Hugo, sent at age 10 by his tribe to get an American education, graduated from Seattle’s Bishop Blanchet High School in 2006. David first became aware of the oil catastrophe while researching a 6th grade school project and made a commitment to bring justice to the Amazon. This award-winning documentary by Spellman Smith and Francine Strickwerda follows the two teenagers as their paths intersect in North and Latin America over the next six years. The film explores the hazards and pressures the two young men face as they carry their cause into adulthood, and also the positive difference they make for their communities and the world.
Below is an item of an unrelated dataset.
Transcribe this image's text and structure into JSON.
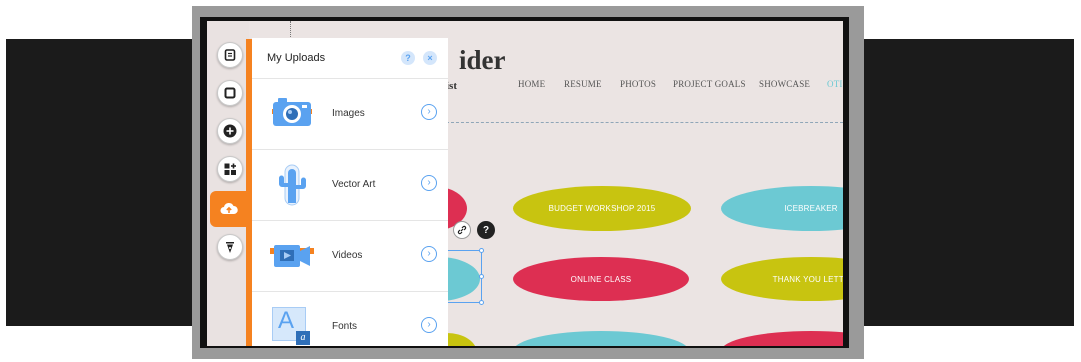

The film also features animated sequences by 2014 Stranger Genius Award Winner and Evergreen alum Drew Christie, a frequent contributor to the New York Times Op-Docs. “Using animation allowed us to tell parts of the story we didn’t have footage for,” said Strickwerda. “It’s been fun to see how people actually talk about the animation as if it was actual film footage, which is interesting because it’s so distinctively Drew’s work. We loved collaborating with him.”
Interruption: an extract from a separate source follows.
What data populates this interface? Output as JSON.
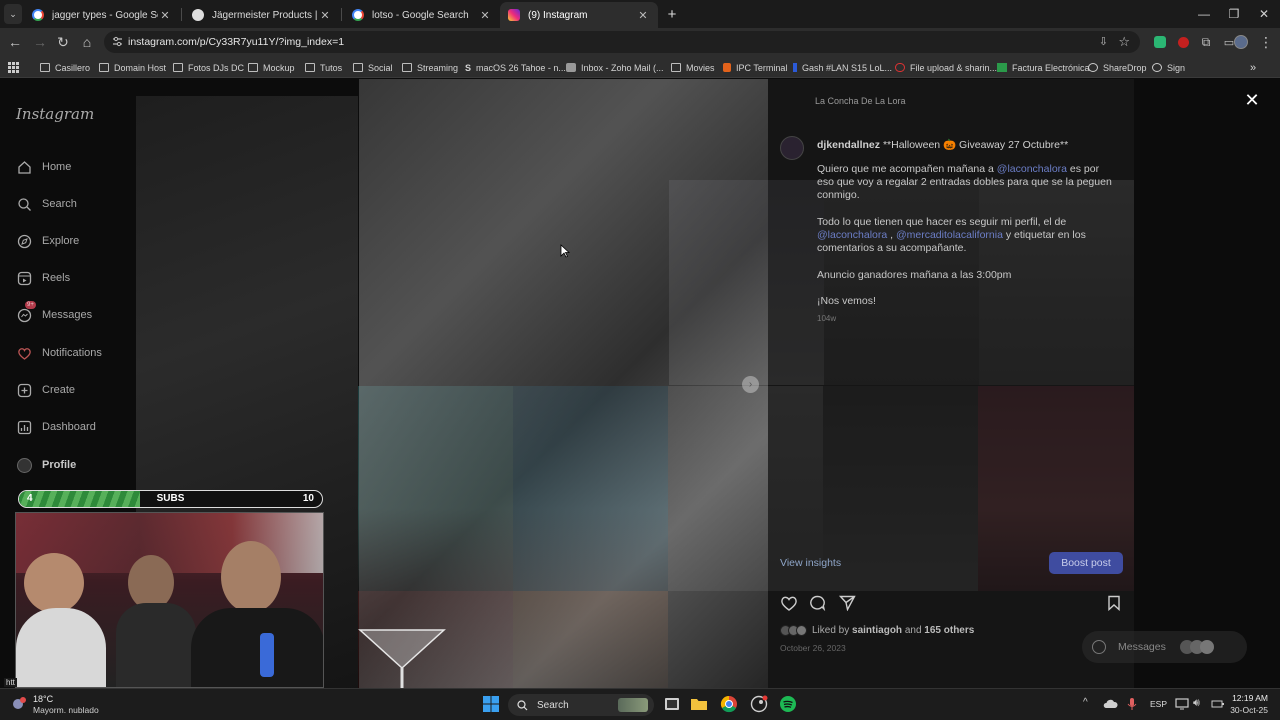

Spellman Smith graduated The Evergreen State College in 1997. This is her second partnership with Strickwerda; they previously partnered on a documentary called Busting Out, which examined Americans’ attitudes toward breasts, from awkward early puberty to fatal breast cancer. Spellman Smith has directed two other documentaries, The Corporal’s Diary and Faith and Fear: The Children of Krishna.
Strickwerda and Spellman Smith have numerous stories of their time in the Amazon over the eight years they worked with the Cofan Tribe. They tell of giant bugs, of slipping and sliding in mud, and of annoying their Cofan hosts, without whom they “would have been toast,” said Strickwerda.
Though they admitted they often looked like buffoons while trying to film in the Amazon, they persevered, and it paid off. “Looking back, we had no idea that Hugo and David would become such fascinating young men. We didn’t realize just how close the oil companies were to making another assault on Cofan land. And we certainly didn’t imagine that we’d be telling the story of a startling effort to revolutionize the oil industry,” said Spellman Smith.
Said Strickwerda, “We are hopeful that the Cofan will be able to save their culture and their land."